* WHAT YOU NEED TO DO
Print every record exactly.

* SOURCE MATERIAL
________________________________________
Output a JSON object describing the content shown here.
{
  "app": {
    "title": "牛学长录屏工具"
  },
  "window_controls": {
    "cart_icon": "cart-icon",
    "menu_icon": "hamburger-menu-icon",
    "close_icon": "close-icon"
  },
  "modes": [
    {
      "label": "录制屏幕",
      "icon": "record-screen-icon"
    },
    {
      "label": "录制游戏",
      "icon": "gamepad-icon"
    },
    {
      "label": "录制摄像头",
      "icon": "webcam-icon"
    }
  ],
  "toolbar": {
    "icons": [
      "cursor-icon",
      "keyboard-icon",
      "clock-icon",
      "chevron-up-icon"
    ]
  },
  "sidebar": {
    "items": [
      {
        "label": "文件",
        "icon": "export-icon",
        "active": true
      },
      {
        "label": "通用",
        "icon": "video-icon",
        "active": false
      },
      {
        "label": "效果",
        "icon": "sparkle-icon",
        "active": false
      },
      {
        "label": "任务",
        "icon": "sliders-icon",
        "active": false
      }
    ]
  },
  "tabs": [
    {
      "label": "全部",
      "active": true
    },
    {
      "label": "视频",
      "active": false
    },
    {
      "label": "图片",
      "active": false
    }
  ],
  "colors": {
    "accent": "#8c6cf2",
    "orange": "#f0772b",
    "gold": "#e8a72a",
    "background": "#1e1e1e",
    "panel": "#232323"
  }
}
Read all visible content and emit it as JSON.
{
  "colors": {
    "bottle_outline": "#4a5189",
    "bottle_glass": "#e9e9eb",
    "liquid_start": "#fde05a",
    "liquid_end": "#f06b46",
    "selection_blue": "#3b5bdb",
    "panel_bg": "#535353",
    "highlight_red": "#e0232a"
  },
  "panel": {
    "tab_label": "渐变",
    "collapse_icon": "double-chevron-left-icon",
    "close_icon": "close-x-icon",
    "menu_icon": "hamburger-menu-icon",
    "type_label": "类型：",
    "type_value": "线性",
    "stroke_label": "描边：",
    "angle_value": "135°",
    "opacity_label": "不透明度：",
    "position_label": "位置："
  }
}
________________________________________
* OUTPUT FOR THIS TASK
Output a JSON object describing the content shown here.
{
  "app": {
    "title": "牛学长录屏工具"
  },
  "window_controls": {
    "cart_icon": "cart-icon",
    "menu_icon": "hamburger-menu-icon",
    "close_icon": "close-icon"
  },
  "modes": [
    {
      "label": "录制屏幕",
      "icon": "record-screen-icon"
    },
    {
      "label": "录制游戏",
      "icon": "gamepad-icon"
    },
    {
      "label": "录制摄像头",
      "icon": "webcam-icon"
    }
  ],
  "toolbar": {
    "icons": [
      "cursor-icon",
      "keyboard-icon",
      "clock-icon",
      "chevron-up-icon"
    ]
  },
  "sidebar": {
    "items": [
      {
        "label": "文件",
        "icon": "export-icon",
        "active": true
      },
      {
        "label": "通用",
        "icon": "video-icon",
        "active": false
      },
      {
        "label": "效果",
        "icon": "sparkle-icon",
        "active": false
      },
      {
        "label": "任务",
        "icon": "sliders-icon",
        "active": false
      }
    ]
  },
  "tabs": [
    {
      "label": "全部",
      "active": true
    },
    {
      "label": "视频",
      "active": false
    },
    {
      "label": "图片",
      "active": false
    }
  ],
  "colors": {
    "accent": "#8c6cf2",
    "orange": "#f0772b",
    "gold": "#e8a72a",
    "background": "#1e1e1e",
    "panel": "#232323"
  }
}
Read all visible content and emit it as JSON.
{
  "colors": {
    "bottle_outline": "#4a5189",
    "bottle_glass": "#e9e9eb",
    "liquid_start": "#fde05a",
    "liquid_end": "#f06b46",
    "selection_blue": "#3b5bdb",
    "panel_bg": "#535353",
    "highlight_red": "#e0232a"
  },
  "panel": {
    "tab_label": "渐变",
    "collapse_icon": "double-chevron-left-icon",
    "close_icon": "close-x-icon",
    "menu_icon": "hamburger-menu-icon",
    "type_label": "类型：",
    "type_value": "线性",
    "stroke_label": "描边：",
    "angle_value": "135°",
    "opacity_label": "不透明度：",
    "position_label": "位置："
  }
}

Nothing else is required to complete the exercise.